Again and again, they serve him softball — no, make that Nerf ball — questions and then insert infographics and footnotes that help advance White House positions. Vox has lavished such spectacular production values on the video version of the Obama interview — swirling graphics and illustrations, background music (background music!?), aggressive editing, multiple camera angles — that the clips end up looking and sounding like extended commercials for the Obama-in-2016 campaign. I've seen subtler Scientology recruitment films. [Politico]
The partisanship is so obvious in the Obama interview (and in many of Vox's "explainers" about the administration's domestic policies and positions) that it's hard to imagine anyone being fooled. More insidious has been its coverage of foreign policy — and especially the Obama administration's efforts to defeat ISIS.
Vox has been remarkably consistent in recent months. On February 23, Zack Beauchamp wrote an article with a very forceful opening: "If you want to understand what's happening in the Middle East today, you need to appreciate one fundamental fact: ISIS is losing its war for the Middle East." That unmodulated position — "ISIS is losing" — is what Vox decided to use as a headline on the article, and it gets echoed again and again throughout the piece, as Beauchamp argues (backed up by abundant colorful maps) that Iraq is looking great, ISIS is stumbling in Syria, its extremist ideology is about to burn itself out, and so on. Message: The president's policy is going swimmingly; we have nothing at all to worry about; we'll have this one wrapped up in no time.
On April 2, Beauchamp was back to share the good news that "ISIS just suffered its worst defeat yet — losing the Iraqi city of Tikrit." If that wasn't enough optimism for you, a section heading a few paragraphs into the story proclaimed, "Tikrit shows that ISIS is losing in Iraq."
Johnny Harris and Beauchamp returned again on April 15 with a follow-up: "ISIS is losing.

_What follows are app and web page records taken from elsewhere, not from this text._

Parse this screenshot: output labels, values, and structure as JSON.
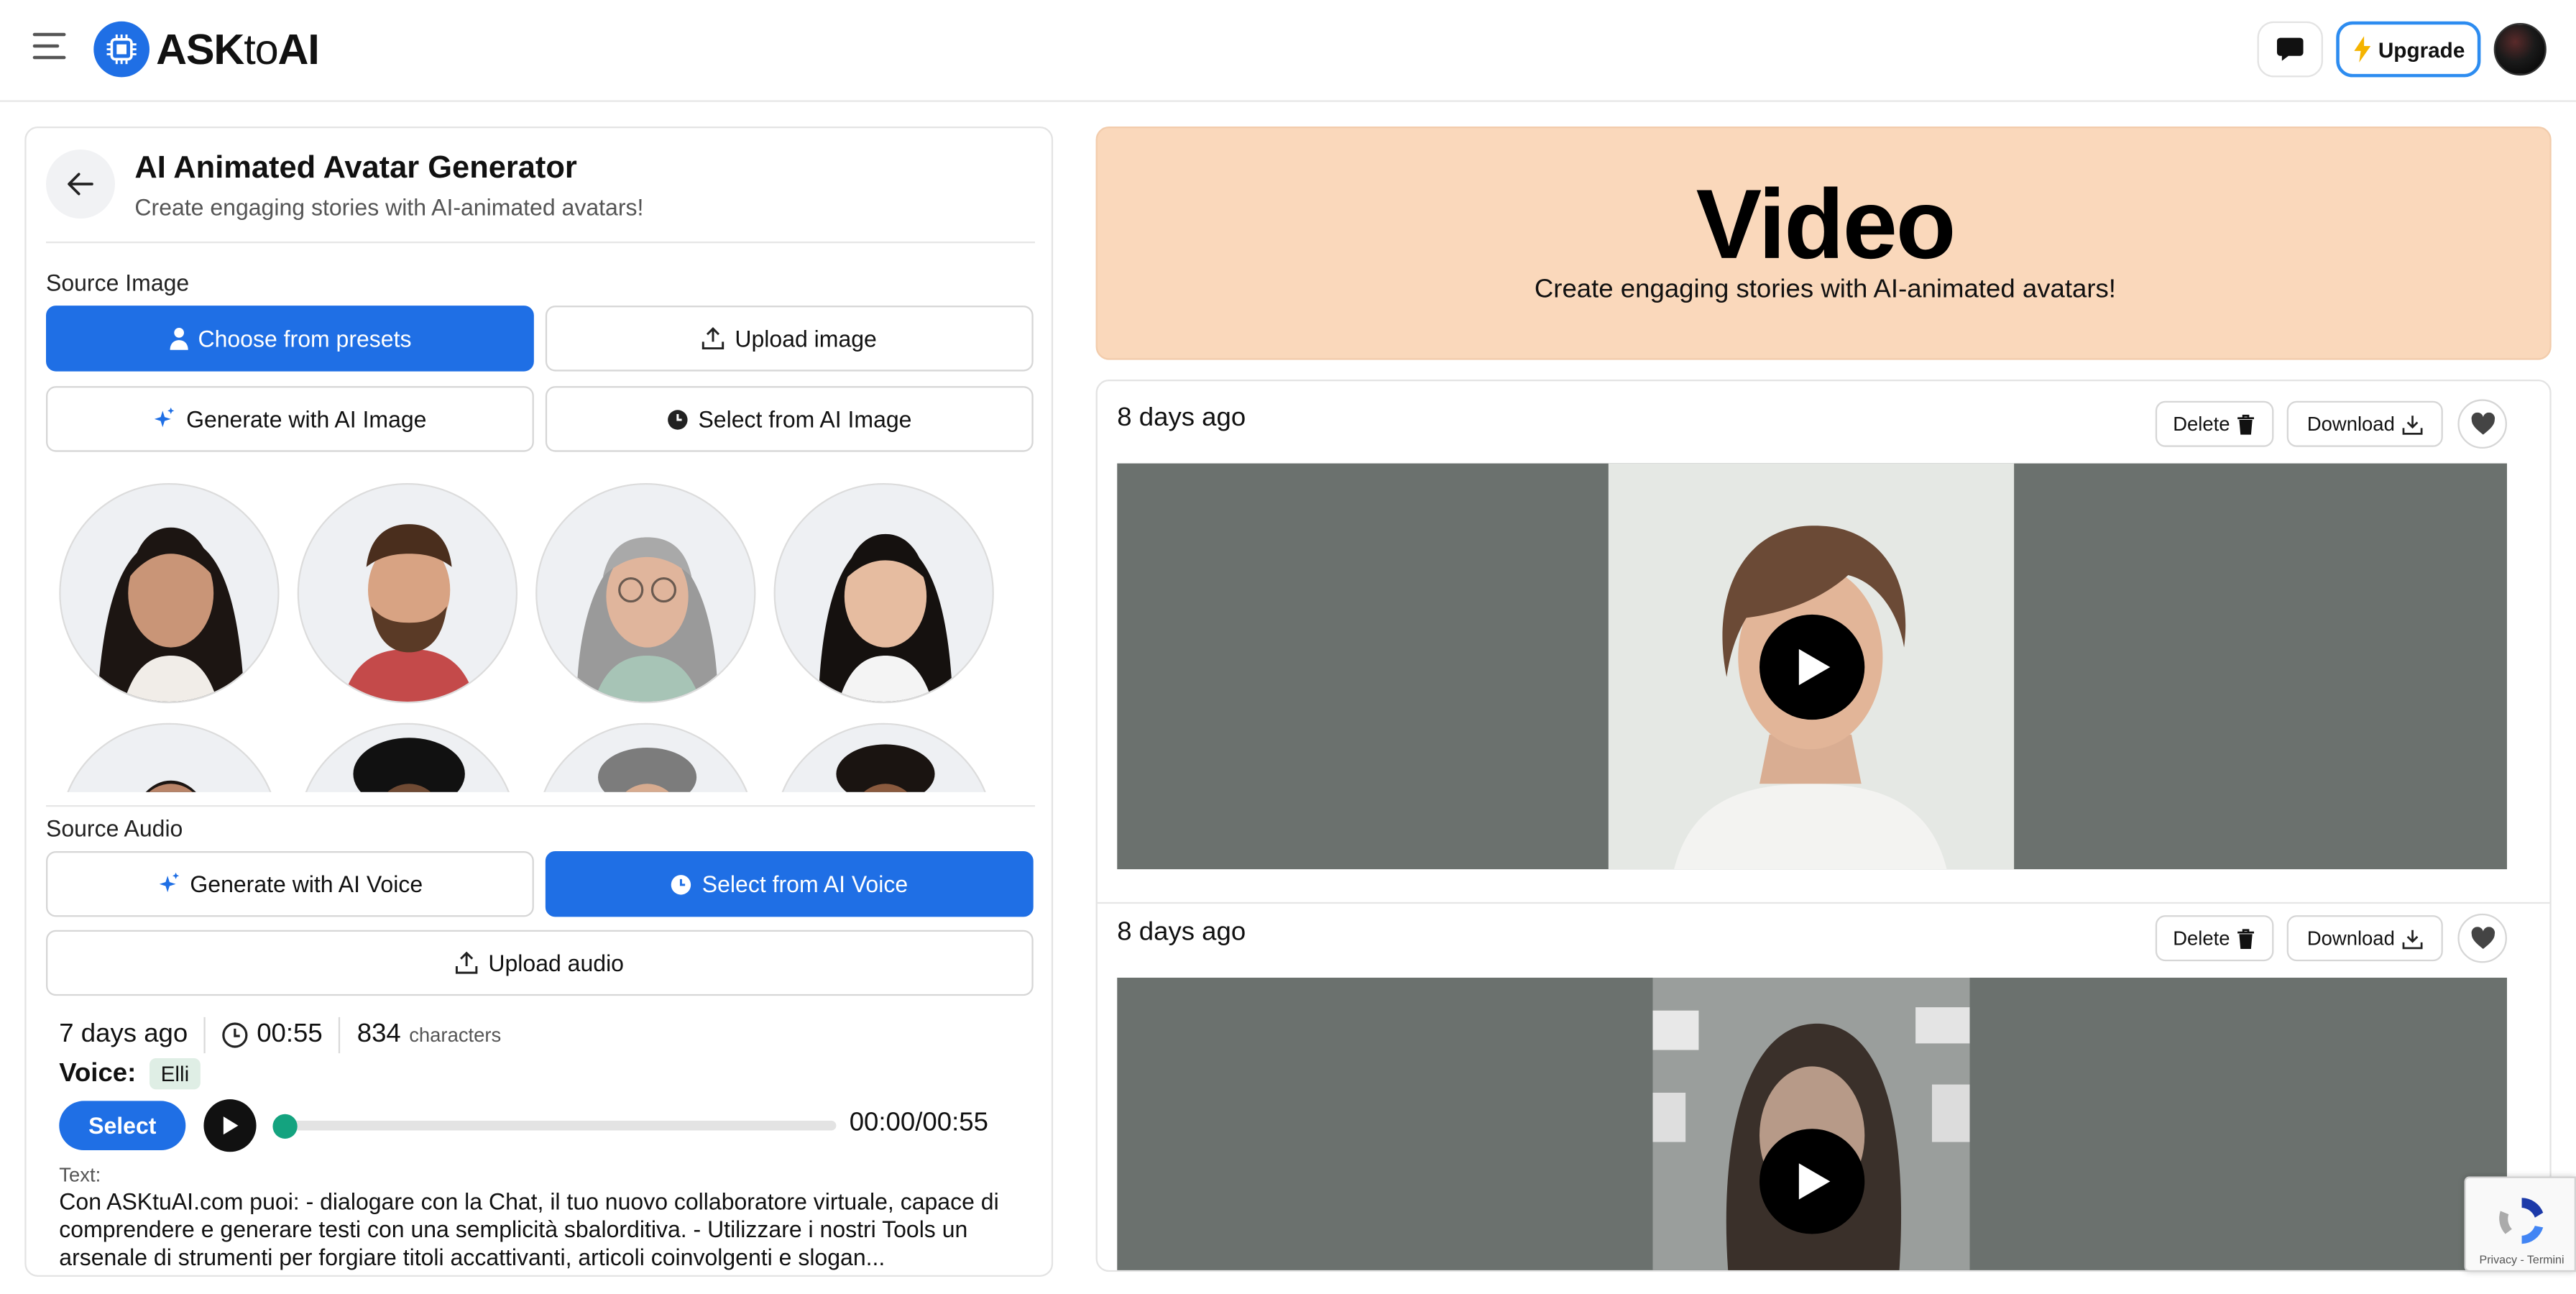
{
  "header": {
    "logo_prefix": "ASK",
    "logo_mid": "to",
    "logo_suffix": "AI",
    "upgrade_label": "Upgrade"
  },
  "generator": {
    "title": "AI Animated Avatar Generator",
    "subtitle": "Create engaging stories with AI-animated avatars!",
    "source_image_label": "Source Image",
    "image_buttons": {
      "presets": "Choose from presets",
      "upload": "Upload image",
      "generate": "Generate with AI Image",
      "select": "Select from AI Image"
    },
    "source_audio_label": "Source Audio",
    "audio_buttons": {
      "generate": "Generate with AI Voice",
      "select": "Select from AI Voice",
      "upload": "Upload audio"
    }
  },
  "audio_item": {
    "age": "7 days ago",
    "duration": "00:55",
    "char_count": "834",
    "char_unit": "characters",
    "voice_label": "Voice:",
    "voice_name": "Elli",
    "select_label": "Select",
    "playback_time": "00:00/00:55",
    "playback_progress": 0,
    "text_label": "Text:",
    "text": "Con ASKtuAI.com puoi: - dialogare con la Chat, il tuo nuovo collaboratore virtuale, capace di comprendere e generare testi con una semplicità sbalorditiva. - Utilizzare i nostri Tools un arsenale di strumenti per forgiare titoli accattivanti, articoli coinvolgenti e slogan..."
  },
  "hero": {
    "title": "Video",
    "subtitle": "Create engaging stories with AI-animated avatars!"
  },
  "videos": [
    {
      "age": "8 days ago",
      "delete_label": "Delete",
      "download_label": "Download"
    },
    {
      "age": "8 days ago",
      "delete_label": "Delete",
      "download_label": "Download"
    }
  ],
  "recaptcha": {
    "footer": "Privacy - Termini"
  },
  "colors": {
    "accent": "#1f6fe5",
    "hero_bg": "#fad8bb",
    "progress_knob": "#14a37f",
    "voice_chip": "#dfeee5",
    "video_letterbox": "#6b716e"
  }
}
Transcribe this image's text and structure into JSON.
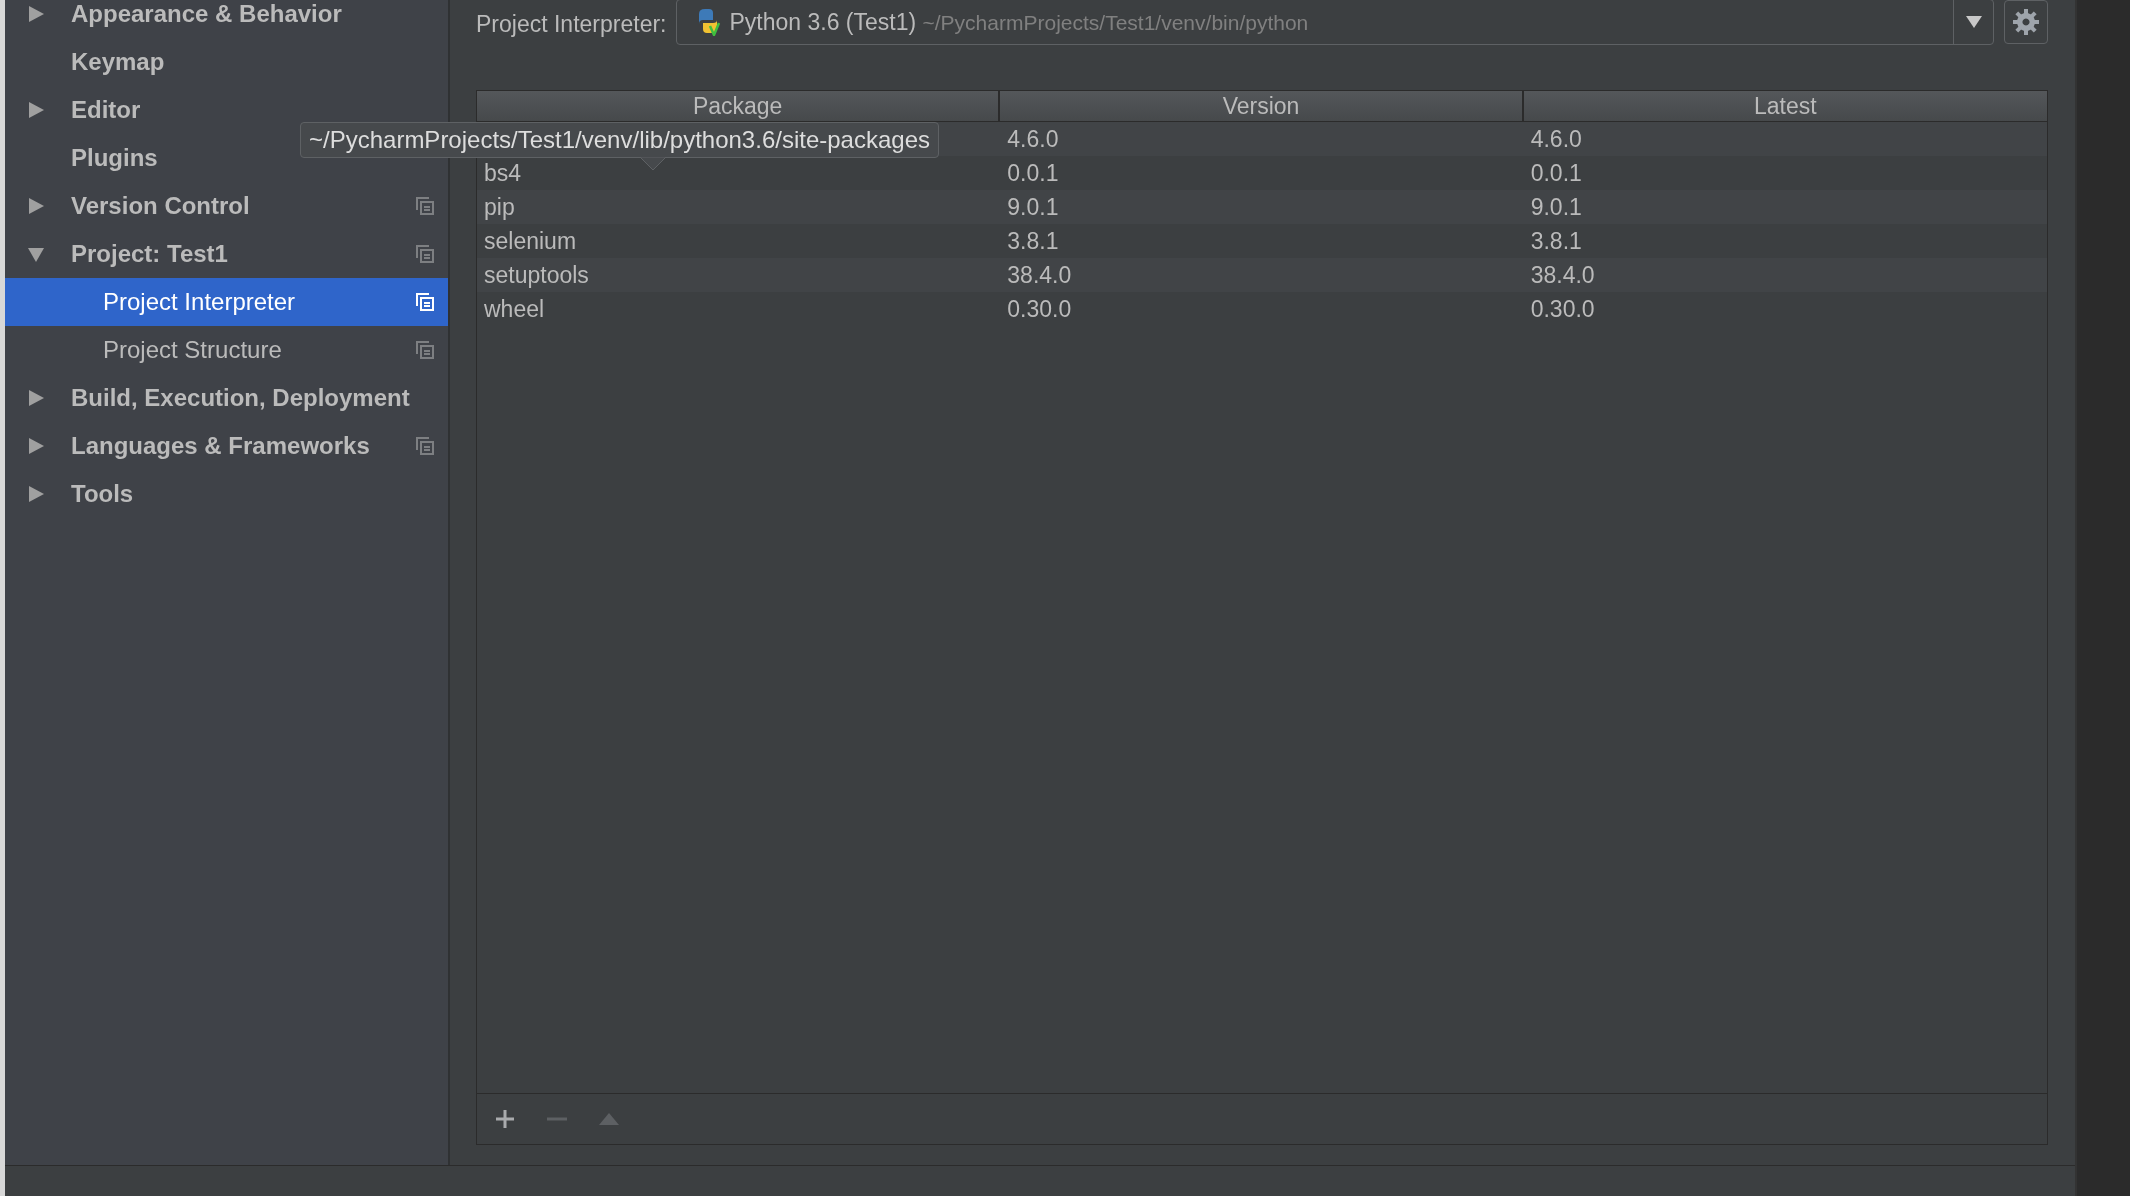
{
  "sidebar": {
    "items": [
      {
        "label": "Appearance & Behavior",
        "kind": "group",
        "expanded": false,
        "scoped": false,
        "selected": false
      },
      {
        "label": "Keymap",
        "kind": "leaf",
        "scoped": false,
        "selected": false
      },
      {
        "label": "Editor",
        "kind": "group",
        "expanded": false,
        "scoped": false,
        "selected": false
      },
      {
        "label": "Plugins",
        "kind": "leaf",
        "scoped": false,
        "selected": false
      },
      {
        "label": "Version Control",
        "kind": "group",
        "expanded": false,
        "scoped": true,
        "selected": false
      },
      {
        "label": "Project: Test1",
        "kind": "group",
        "expanded": true,
        "scoped": true,
        "selected": false,
        "children": [
          {
            "label": "Project Interpreter",
            "kind": "leaf",
            "scoped": true,
            "selected": true
          },
          {
            "label": "Project Structure",
            "kind": "leaf",
            "scoped": true,
            "selected": false
          }
        ]
      },
      {
        "label": "Build, Execution, Deployment",
        "kind": "group",
        "expanded": false,
        "scoped": false,
        "selected": false
      },
      {
        "label": "Languages & Frameworks",
        "kind": "group",
        "expanded": false,
        "scoped": true,
        "selected": false
      },
      {
        "label": "Tools",
        "kind": "group",
        "expanded": false,
        "scoped": false,
        "selected": false
      }
    ]
  },
  "interpreter": {
    "label": "Project Interpreter:",
    "name": "Python 3.6 (Test1)",
    "path": "~/PycharmProjects/Test1/venv/bin/python"
  },
  "table": {
    "columns": [
      "Package",
      "Version",
      "Latest"
    ],
    "rows": [
      {
        "version": "4.6.0",
        "latest": "4.6.0"
      },
      {
        "package": "bs4",
        "version": "0.0.1",
        "latest": "0.0.1"
      },
      {
        "package": "pip",
        "version": "9.0.1",
        "latest": "9.0.1"
      },
      {
        "package": "selenium",
        "version": "3.8.1",
        "latest": "3.8.1"
      },
      {
        "package": "setuptools",
        "version": "38.4.0",
        "latest": "38.4.0"
      },
      {
        "package": "wheel",
        "version": "0.30.0",
        "latest": "0.30.0"
      }
    ]
  },
  "toolbar": [
    {
      "kind": "add",
      "disabled": false
    },
    {
      "kind": "remove",
      "disabled": true
    },
    {
      "kind": "upgrade",
      "disabled": true
    }
  ],
  "tooltip": {
    "text": "~/PycharmProjects/Test1/venv/lib/python3.6/site-packages"
  }
}
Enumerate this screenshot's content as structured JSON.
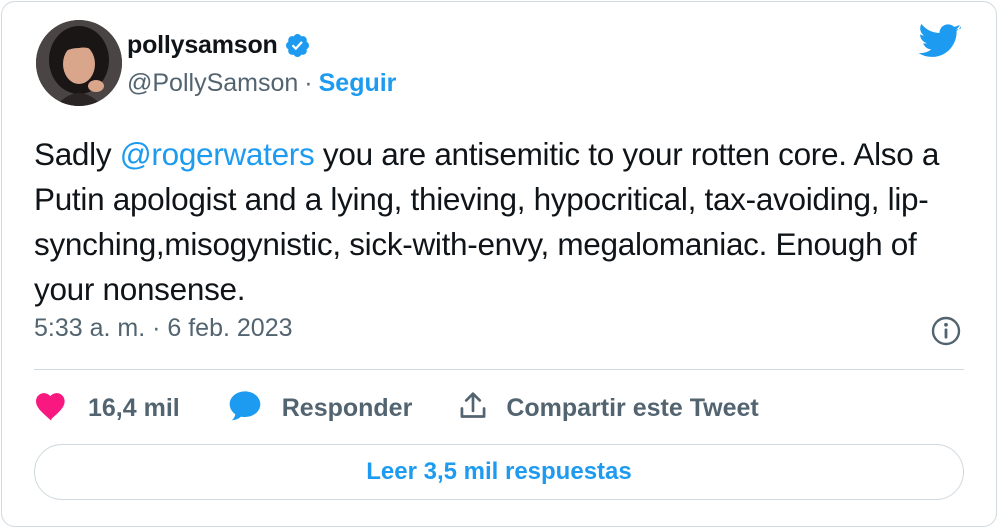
{
  "author": {
    "display_name": "pollysamson",
    "handle": "@PollySamson",
    "separator": "·",
    "follow_label": "Seguir",
    "verified": true
  },
  "tweet": {
    "text_before": "Sadly ",
    "mention": "@rogerwaters",
    "text_after": " you are antisemitic to your rotten core. Also a Putin apologist and a lying, thieving, hypocritical, tax-avoiding, lip-synching,misogynistic, sick-with-envy, megalomaniac. Enough of your nonsense.",
    "timestamp": "5:33 a. m. · 6 feb. 2023"
  },
  "actions": {
    "likes": "16,4 mil",
    "reply_label": "Responder",
    "share_label": "Compartir este Tweet"
  },
  "read_replies_label": "Leer 3,5 mil respuestas",
  "icons": {
    "brand": "twitter-bird-icon",
    "verified": "verified-badge-icon",
    "info": "info-icon",
    "like": "heart-icon",
    "reply": "speech-bubble-icon",
    "share": "share-upload-icon"
  },
  "colors": {
    "accent": "#1d9bf0",
    "like": "#f91880",
    "text": "#0f1419",
    "secondary": "#536471",
    "border": "#cfd9de"
  }
}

Watch how and why it's happening." Once again, right out of the gate, the authors announce that "the group is being turned back in Iraq" because the Iraq army, Shia militias, and "an international air power coalition" are "retaking territory." To back up these cheerful assertions, Harris and Beauchamp offer a slick embedded 3-minute video that assures viewers that the movement is in retreat.
Super-hawk Sen. Tom Cotton (R-Ark.) provided a new occasion to drive home the point in early May when he declared on CNN that "the Islamic State seems to be winning now." This prompted Beauchamp to respond, in yet another piece, "This is, in fact, the exact opposite of what is occurring." The evidence Beauchamp provided to back up the assertion sounded utterly convincing.
Until 11 days later, that is. That's when ISIS took Ramadi, capital of Anbar province in Iraq — and shortly thereafter, on another front, the ancient city of Palmyra in Syria.
Vox's string of Panglossian stories looks pretty embarrassing right now. ISIS wasn't losing three months ago, and it certainly isn't losing now. That doesn't mean it's winning either. But it does mean that the truth is more complicated than Vox has consistently made it seem. Which also means that its "explainers" about ISIS have been more like a disinformation campaign launched by a propaganda ministry than a series of illuminating articles published by a website that's genuinely devoted to news-gathering and policy analysis.
This is precisely the same sort of blunder that conservative news outlets made over and over again from 2004 to 2006, when denial about the Iraq insurgency became clinical. That an explicitly liberal website would engage in its own one-sided team-building exercise is hardly surprising.
What is surprising is that such a website would continue to portray itself as positioned above and beyond the partisan fray.